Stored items
○ ○ ○ ○

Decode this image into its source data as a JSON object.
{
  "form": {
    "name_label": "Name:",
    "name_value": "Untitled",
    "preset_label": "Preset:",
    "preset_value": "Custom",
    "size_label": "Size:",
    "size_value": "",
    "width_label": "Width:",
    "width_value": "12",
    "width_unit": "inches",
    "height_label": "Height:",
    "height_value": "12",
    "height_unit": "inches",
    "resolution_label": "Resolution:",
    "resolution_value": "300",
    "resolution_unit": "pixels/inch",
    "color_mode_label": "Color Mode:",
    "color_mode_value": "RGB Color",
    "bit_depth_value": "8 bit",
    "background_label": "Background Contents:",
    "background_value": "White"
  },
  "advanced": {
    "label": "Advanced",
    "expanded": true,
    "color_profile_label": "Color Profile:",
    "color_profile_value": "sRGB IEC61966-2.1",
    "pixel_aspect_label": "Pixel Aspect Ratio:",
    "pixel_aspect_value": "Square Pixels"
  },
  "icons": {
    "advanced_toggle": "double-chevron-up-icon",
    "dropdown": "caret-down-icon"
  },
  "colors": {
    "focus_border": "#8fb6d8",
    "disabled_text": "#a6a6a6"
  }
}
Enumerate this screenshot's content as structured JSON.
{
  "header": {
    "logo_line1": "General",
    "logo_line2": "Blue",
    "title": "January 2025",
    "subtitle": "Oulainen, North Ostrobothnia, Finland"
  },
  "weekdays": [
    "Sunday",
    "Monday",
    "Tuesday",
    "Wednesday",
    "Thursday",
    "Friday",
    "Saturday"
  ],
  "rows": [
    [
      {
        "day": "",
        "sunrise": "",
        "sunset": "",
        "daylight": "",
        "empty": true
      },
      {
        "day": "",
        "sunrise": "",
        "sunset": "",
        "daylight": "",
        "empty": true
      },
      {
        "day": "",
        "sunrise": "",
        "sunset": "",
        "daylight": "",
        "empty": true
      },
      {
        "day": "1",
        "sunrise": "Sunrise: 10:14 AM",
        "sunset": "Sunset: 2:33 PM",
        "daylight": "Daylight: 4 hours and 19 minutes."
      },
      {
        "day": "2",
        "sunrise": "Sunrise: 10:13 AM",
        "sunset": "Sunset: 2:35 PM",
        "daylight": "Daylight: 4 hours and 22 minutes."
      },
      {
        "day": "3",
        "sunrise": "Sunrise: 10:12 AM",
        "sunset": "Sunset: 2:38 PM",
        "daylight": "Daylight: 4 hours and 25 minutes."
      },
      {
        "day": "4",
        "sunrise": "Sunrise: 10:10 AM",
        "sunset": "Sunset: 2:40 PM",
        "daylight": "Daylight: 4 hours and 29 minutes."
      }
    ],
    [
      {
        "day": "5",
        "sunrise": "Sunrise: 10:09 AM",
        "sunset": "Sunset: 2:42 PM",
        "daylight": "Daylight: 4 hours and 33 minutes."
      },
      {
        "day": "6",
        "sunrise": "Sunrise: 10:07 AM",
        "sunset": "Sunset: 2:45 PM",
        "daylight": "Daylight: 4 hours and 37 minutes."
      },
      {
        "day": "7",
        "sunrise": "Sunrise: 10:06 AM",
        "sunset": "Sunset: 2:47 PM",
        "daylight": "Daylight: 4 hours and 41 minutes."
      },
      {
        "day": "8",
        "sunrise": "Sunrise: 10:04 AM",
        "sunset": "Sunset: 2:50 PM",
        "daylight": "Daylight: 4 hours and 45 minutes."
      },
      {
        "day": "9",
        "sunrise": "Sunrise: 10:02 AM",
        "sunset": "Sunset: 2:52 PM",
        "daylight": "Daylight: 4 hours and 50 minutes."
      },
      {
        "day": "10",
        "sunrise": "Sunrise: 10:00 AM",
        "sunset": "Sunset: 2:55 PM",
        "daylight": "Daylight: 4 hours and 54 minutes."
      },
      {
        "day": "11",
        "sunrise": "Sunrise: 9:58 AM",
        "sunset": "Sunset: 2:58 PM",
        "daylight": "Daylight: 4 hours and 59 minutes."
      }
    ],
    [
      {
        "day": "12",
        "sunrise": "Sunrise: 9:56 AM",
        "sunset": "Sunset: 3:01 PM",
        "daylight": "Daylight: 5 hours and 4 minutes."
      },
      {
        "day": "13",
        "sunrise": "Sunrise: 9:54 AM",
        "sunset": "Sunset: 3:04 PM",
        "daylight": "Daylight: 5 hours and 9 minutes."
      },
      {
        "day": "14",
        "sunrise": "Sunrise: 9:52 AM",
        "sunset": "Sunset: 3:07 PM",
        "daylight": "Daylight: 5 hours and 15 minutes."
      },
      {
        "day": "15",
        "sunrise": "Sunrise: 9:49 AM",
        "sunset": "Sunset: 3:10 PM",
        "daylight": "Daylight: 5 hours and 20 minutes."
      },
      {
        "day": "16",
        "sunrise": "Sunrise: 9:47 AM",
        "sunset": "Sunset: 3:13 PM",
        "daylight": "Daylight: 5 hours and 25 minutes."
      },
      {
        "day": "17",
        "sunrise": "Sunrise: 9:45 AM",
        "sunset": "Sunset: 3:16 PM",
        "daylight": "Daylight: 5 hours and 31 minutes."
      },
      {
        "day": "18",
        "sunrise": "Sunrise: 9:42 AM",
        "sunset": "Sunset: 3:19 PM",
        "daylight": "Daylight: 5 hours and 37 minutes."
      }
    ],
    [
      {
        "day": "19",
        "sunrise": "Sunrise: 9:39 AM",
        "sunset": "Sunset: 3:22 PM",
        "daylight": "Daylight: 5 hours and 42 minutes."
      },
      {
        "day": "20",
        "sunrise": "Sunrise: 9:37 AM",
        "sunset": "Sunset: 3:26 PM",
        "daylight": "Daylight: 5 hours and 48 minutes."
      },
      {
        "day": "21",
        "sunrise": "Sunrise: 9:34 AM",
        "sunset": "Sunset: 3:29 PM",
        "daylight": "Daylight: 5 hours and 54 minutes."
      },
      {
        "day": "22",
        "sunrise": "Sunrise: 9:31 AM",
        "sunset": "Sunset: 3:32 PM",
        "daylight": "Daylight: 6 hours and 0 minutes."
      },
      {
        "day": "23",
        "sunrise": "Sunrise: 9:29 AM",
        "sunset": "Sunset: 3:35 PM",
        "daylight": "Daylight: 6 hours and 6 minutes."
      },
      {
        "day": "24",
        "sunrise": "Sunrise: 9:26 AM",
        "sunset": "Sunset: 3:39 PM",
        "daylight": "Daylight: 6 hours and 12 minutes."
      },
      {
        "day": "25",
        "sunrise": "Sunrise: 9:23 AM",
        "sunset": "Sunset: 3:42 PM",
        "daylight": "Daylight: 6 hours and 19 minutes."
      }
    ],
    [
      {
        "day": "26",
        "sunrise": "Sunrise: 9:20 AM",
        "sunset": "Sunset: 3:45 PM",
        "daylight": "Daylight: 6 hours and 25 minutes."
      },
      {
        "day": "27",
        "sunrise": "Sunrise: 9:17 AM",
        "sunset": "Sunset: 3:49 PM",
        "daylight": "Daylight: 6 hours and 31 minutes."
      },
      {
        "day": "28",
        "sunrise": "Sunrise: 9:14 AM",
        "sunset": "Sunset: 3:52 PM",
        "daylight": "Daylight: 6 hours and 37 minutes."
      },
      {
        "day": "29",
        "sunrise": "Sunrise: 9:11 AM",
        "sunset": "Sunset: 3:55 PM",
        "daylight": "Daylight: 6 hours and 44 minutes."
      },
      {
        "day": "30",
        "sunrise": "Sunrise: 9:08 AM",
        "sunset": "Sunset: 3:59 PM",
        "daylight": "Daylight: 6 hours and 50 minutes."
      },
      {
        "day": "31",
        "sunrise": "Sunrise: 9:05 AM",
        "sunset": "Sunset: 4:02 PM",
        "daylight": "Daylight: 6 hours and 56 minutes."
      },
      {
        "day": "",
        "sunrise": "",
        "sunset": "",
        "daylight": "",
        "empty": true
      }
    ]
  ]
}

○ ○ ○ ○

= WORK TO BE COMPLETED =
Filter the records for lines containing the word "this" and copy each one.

= WRITTEN RESPONSE =
Decode this image into its source data as a JSON object.
Enumerate this screenshot's content as structured JSON.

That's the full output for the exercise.